» Exercise goal
Give back the full listing that follows exactly as it reads.

** Material supplied follows **

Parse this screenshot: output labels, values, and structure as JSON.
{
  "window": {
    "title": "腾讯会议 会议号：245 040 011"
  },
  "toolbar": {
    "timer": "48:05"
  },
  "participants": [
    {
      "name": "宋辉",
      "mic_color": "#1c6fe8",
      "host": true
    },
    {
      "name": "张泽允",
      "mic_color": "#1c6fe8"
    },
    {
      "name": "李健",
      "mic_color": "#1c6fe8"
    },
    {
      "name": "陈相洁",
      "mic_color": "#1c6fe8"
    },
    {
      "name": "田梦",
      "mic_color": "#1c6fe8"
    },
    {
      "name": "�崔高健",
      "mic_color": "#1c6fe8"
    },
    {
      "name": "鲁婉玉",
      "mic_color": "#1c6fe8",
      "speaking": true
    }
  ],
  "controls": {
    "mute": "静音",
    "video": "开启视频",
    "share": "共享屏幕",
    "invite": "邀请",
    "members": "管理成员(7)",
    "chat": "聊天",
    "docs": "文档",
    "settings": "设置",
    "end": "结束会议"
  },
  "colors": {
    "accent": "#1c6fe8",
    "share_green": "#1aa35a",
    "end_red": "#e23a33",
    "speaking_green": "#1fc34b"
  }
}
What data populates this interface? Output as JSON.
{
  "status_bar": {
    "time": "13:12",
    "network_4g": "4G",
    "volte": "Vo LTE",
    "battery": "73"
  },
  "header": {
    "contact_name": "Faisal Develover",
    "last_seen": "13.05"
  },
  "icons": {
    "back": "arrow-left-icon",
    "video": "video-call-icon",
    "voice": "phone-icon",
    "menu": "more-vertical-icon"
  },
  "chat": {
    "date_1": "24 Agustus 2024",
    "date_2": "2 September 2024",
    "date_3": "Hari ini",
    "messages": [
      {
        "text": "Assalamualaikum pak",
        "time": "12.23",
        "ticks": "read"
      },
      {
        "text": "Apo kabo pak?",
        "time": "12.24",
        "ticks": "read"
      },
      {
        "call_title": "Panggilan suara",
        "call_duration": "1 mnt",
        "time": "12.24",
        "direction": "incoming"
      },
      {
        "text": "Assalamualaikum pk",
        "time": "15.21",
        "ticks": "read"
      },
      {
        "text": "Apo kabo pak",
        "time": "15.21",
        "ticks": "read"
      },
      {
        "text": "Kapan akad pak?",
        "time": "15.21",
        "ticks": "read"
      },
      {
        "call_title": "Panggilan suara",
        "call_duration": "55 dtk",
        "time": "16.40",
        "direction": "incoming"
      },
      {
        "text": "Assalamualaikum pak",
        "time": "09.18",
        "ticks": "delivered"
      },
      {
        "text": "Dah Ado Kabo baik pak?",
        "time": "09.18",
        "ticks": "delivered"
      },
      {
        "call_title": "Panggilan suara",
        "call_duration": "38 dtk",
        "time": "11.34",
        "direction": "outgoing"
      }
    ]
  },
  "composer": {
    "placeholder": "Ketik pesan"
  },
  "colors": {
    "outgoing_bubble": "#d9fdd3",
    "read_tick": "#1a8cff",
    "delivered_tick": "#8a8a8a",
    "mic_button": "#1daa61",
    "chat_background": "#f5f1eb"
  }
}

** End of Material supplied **

» Answer section
Parse this screenshot: output labels, values, and structure as JSON.
{
  "window": {
    "title": "腾讯会议 会议号：245 040 011"
  },
  "toolbar": {
    "timer": "48:05"
  },
  "participants": [
    {
      "name": "宋辉",
      "mic_color": "#1c6fe8",
      "host": true
    },
    {
      "name": "张泽允",
      "mic_color": "#1c6fe8"
    },
    {
      "name": "李健",
      "mic_color": "#1c6fe8"
    },
    {
      "name": "陈相洁",
      "mic_color": "#1c6fe8"
    },
    {
      "name": "田梦",
      "mic_color": "#1c6fe8"
    },
    {
      "name": "�崔高健",
      "mic_color": "#1c6fe8"
    },
    {
      "name": "鲁婉玉",
      "mic_color": "#1c6fe8",
      "speaking": true
    }
  ],
  "controls": {
    "mute": "静音",
    "video": "开启视频",
    "share": "共享屏幕",
    "invite": "邀请",
    "members": "管理成员(7)",
    "chat": "聊天",
    "docs": "文档",
    "settings": "设置",
    "end": "结束会议"
  },
  "colors": {
    "accent": "#1c6fe8",
    "share_green": "#1aa35a",
    "end_red": "#e23a33",
    "speaking_green": "#1fc34b"
  }
}
What data populates this interface? Output as JSON.
{
  "status_bar": {
    "time": "13:12",
    "network_4g": "4G",
    "volte": "Vo LTE",
    "battery": "73"
  },
  "header": {
    "contact_name": "Faisal Develover",
    "last_seen": "13.05"
  },
  "icons": {
    "back": "arrow-left-icon",
    "video": "video-call-icon",
    "voice": "phone-icon",
    "menu": "more-vertical-icon"
  },
  "chat": {
    "date_1": "24 Agustus 2024",
    "date_2": "2 September 2024",
    "date_3": "Hari ini",
    "messages": [
      {
        "text": "Assalamualaikum pak",
        "time": "12.23",
        "ticks": "read"
      },
      {
        "text": "Apo kabo pak?",
        "time": "12.24",
        "ticks": "read"
      },
      {
        "call_title": "Panggilan suara",
        "call_duration": "1 mnt",
        "time": "12.24",
        "direction": "incoming"
      },
      {
        "text": "Assalamualaikum pk",
        "time": "15.21",
        "ticks": "read"
      },
      {
        "text": "Apo kabo pak",
        "time": "15.21",
        "ticks": "read"
      },
      {
        "text": "Kapan akad pak?",
        "time": "15.21",
        "ticks": "read"
      },
      {
        "call_title": "Panggilan suara",
        "call_duration": "55 dtk",
        "time": "16.40",
        "direction": "incoming"
      },
      {
        "text": "Assalamualaikum pak",
        "time": "09.18",
        "ticks": "delivered"
      },
      {
        "text": "Dah Ado Kabo baik pak?",
        "time": "09.18",
        "ticks": "delivered"
      },
      {
        "call_title": "Panggilan suara",
        "call_duration": "38 dtk",
        "time": "11.34",
        "direction": "outgoing"
      }
    ]
  },
  "composer": {
    "placeholder": "Ketik pesan"
  },
  "colors": {
    "outgoing_bubble": "#d9fdd3",
    "read_tick": "#1a8cff",
    "delivered_tick": "#8a8a8a",
    "mic_button": "#1daa61",
    "chat_background": "#f5f1eb"
  }
}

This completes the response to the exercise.